John Masefield

The Island of Skyros

HERE, where we stood together, we three men,

Before the war had swept us to the East

Three thousand miles away, I stand again

And hear the bells, and breathe, and go to feast.

We trod the same path, to the selfsame place,

Yet here I stand, having beheld their graves,

Skyros whose shadows the great seas erase,

And Seddul Bahr that ever more blood craves.

So, since we communed here, our bones have been

Nearer, perhaps, than they again will be,

Earth and the worldwide battle lie between,

Death lies between, and friend-destroying sea.

Yet here, a year ago, we talked and stood

As I stand now, with pulses beating blood.

I saw her like a shadow on the sky

In the last light, a blur upon the sea,

Then the gale’s darkness put the shadow by,

But from one grave that island talked to me;

And, in the midnight, in the breaking storm,

I saw its blackness and a blinking light,

And thought, “So death obscures your gentle form,

So memory strives to make the darkness bright;

And, in that heap of rocks, your body lies,

Part of the island till the planet ends,

My gentle comrade, beautiful and wise,

Part of this crag this bitter surge offends,

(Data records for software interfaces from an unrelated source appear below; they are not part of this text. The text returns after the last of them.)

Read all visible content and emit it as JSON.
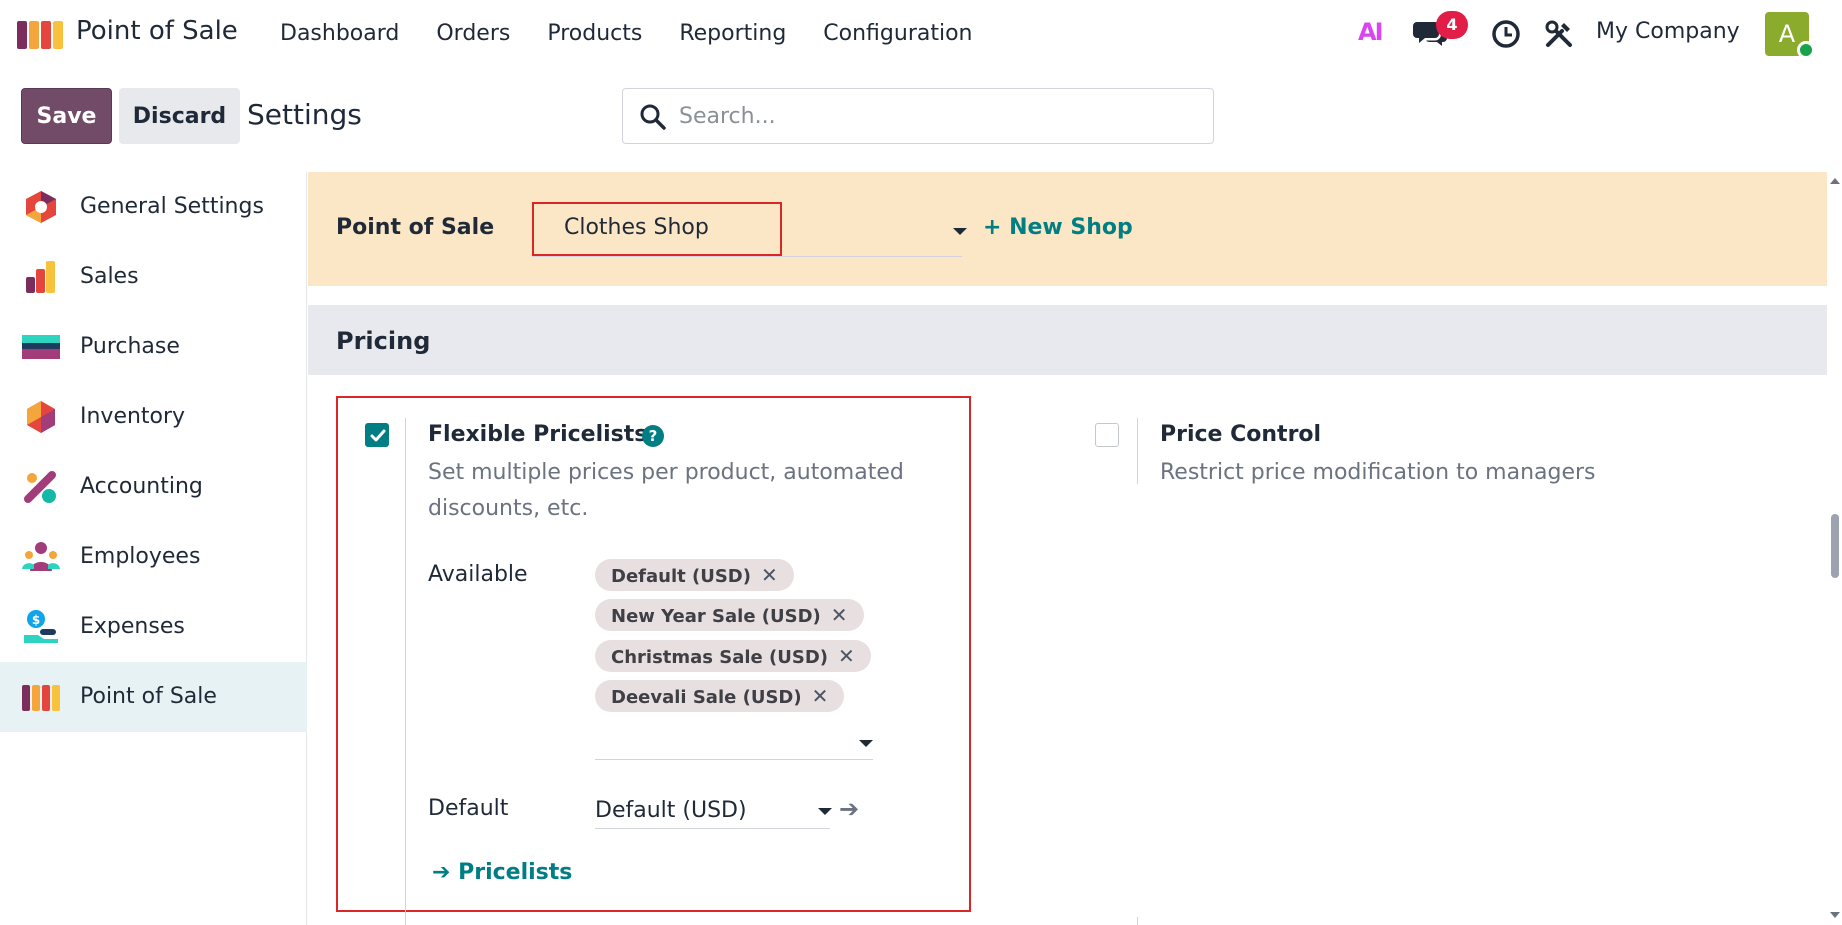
{
  "app": {
    "name": "Point of Sale",
    "logo_icon": "pos-shop-icon"
  },
  "menu": [
    "Dashboard",
    "Orders",
    "Products",
    "Reporting",
    "Configuration"
  ],
  "topbar": {
    "ai_label": "AI",
    "messages_badge": "4",
    "company": "My Company",
    "avatar_letter": "A"
  },
  "control": {
    "save_label": "Save",
    "discard_label": "Discard",
    "title": "Settings",
    "search_placeholder": "Search..."
  },
  "sidebar": {
    "items": [
      {
        "label": "General Settings",
        "icon": "general-settings-icon"
      },
      {
        "label": "Sales",
        "icon": "sales-icon"
      },
      {
        "label": "Purchase",
        "icon": "purchase-icon"
      },
      {
        "label": "Inventory",
        "icon": "inventory-icon"
      },
      {
        "label": "Accounting",
        "icon": "accounting-icon"
      },
      {
        "label": "Employees",
        "icon": "employees-icon"
      },
      {
        "label": "Expenses",
        "icon": "expenses-icon"
      },
      {
        "label": "Point of Sale",
        "icon": "pos-icon",
        "active": true
      }
    ]
  },
  "pos_bar": {
    "label": "Point of Sale",
    "shop_value": "Clothes Shop",
    "new_shop_label": "+ New Shop"
  },
  "pricing": {
    "section_title": "Pricing",
    "flexible": {
      "title": "Flexible Pricelists",
      "help": "?",
      "desc": "Set multiple prices per product, automated discounts, etc.",
      "checked": true,
      "available_label": "Available",
      "tags": [
        "Default (USD)",
        "New Year Sale (USD)",
        "Christmas Sale (USD)",
        "Deevali Sale (USD)"
      ],
      "default_label": "Default",
      "default_value": "Default (USD)",
      "pricelists_link": "Pricelists"
    },
    "price_control": {
      "title": "Price Control",
      "desc": "Restrict price modification to managers",
      "checked": false
    }
  },
  "colors": {
    "primary": "#714b67",
    "link": "#017e84",
    "highlight": "#dc2626",
    "pos_bar": "#fbe7c6"
  }
}
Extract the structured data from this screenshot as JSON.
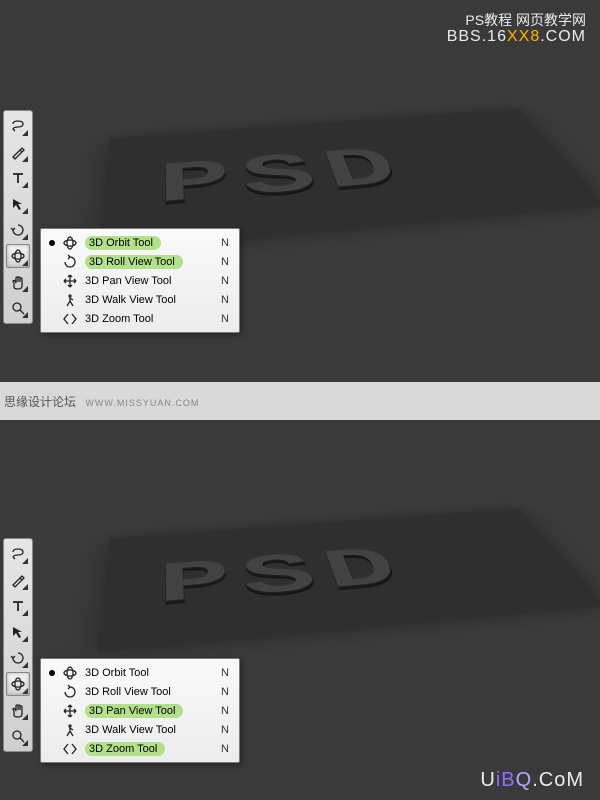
{
  "watermarks": {
    "top_line1": "PS教程 网页教学网",
    "top_line2_pre": "BBS.16",
    "top_line2_accent": "XX8",
    "top_line2_post": ".COM",
    "middle_main": "思缘设计论坛",
    "middle_sub": "WWW.MISSYUAN.COM",
    "bottom_pre": "U",
    "bottom_mid": "iB",
    "bottom_q": "Q",
    "bottom_post": ".CoM"
  },
  "psd_text": "PSD",
  "flyout_top": {
    "items": [
      {
        "label": "3D Orbit Tool",
        "shortcut": "N",
        "current": true,
        "highlight": true,
        "icon": "orbit"
      },
      {
        "label": "3D Roll View Tool",
        "shortcut": "N",
        "current": false,
        "highlight": true,
        "icon": "roll"
      },
      {
        "label": "3D Pan View Tool",
        "shortcut": "N",
        "current": false,
        "highlight": false,
        "icon": "pan"
      },
      {
        "label": "3D Walk View Tool",
        "shortcut": "N",
        "current": false,
        "highlight": false,
        "icon": "walk"
      },
      {
        "label": "3D Zoom Tool",
        "shortcut": "N",
        "current": false,
        "highlight": false,
        "icon": "zoom3d"
      }
    ]
  },
  "flyout_bottom": {
    "items": [
      {
        "label": "3D Orbit Tool",
        "shortcut": "N",
        "current": true,
        "highlight": false,
        "icon": "orbit"
      },
      {
        "label": "3D Roll View Tool",
        "shortcut": "N",
        "current": false,
        "highlight": false,
        "icon": "roll"
      },
      {
        "label": "3D Pan View Tool",
        "shortcut": "N",
        "current": false,
        "highlight": true,
        "icon": "pan"
      },
      {
        "label": "3D Walk View Tool",
        "shortcut": "N",
        "current": false,
        "highlight": false,
        "icon": "walk"
      },
      {
        "label": "3D Zoom Tool",
        "shortcut": "N",
        "current": false,
        "highlight": true,
        "icon": "zoom3d"
      }
    ]
  },
  "toolbox": [
    {
      "name": "lasso-tool",
      "icon": "lasso"
    },
    {
      "name": "pen-tool",
      "icon": "pen"
    },
    {
      "name": "type-tool",
      "icon": "type"
    },
    {
      "name": "path-selection-tool",
      "icon": "arrow"
    },
    {
      "name": "3d-rotate-tool",
      "icon": "rotate3d"
    },
    {
      "name": "3d-orbit-tool",
      "icon": "orbit",
      "selected": true
    },
    {
      "name": "hand-tool",
      "icon": "hand"
    },
    {
      "name": "zoom-tool",
      "icon": "zoom"
    }
  ]
}
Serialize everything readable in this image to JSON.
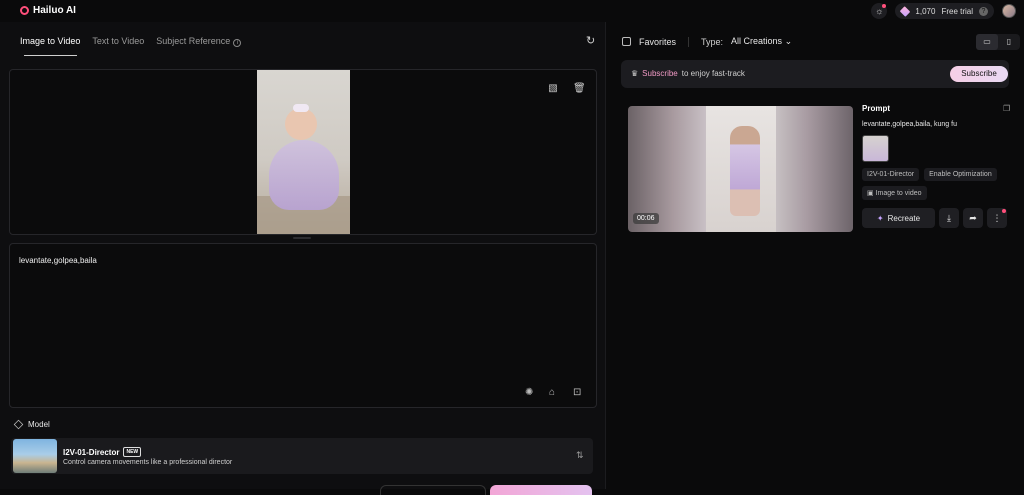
{
  "app": {
    "name": "Hailuo AI"
  },
  "topbar": {
    "credits": "1,070",
    "free_trial": "Free trial"
  },
  "tabs": [
    {
      "label": "Image to Video"
    },
    {
      "label": "Text to Video"
    },
    {
      "label": "Subject Reference"
    }
  ],
  "prompt": {
    "text": "levantate,golpea,baila"
  },
  "model": {
    "section_label": "Model",
    "name": "I2V-01-Director",
    "badge": "NEW",
    "description": "Control camera movements like a professional director"
  },
  "right": {
    "favorites_label": "Favorites",
    "type_label": "Type:",
    "type_value": "All Creations",
    "subscribe_text_pink": "Subscribe",
    "subscribe_text_rest": "to enjoy fast-track",
    "subscribe_button": "Subscribe",
    "video": {
      "duration": "00:06",
      "prompt_heading": "Prompt",
      "prompt_text": "levantate,golpea,baila, kung fu",
      "chips": [
        "I2V-01-Director",
        "Enable Optimization",
        "Image to video"
      ],
      "recreate_label": "Recreate"
    }
  },
  "colors": {
    "accent": "#ff4f7b",
    "subscribe_pink": "#f29ac6"
  }
}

While I, who pass, a little obscure thing,

War with this force, and breathe, and am its king.”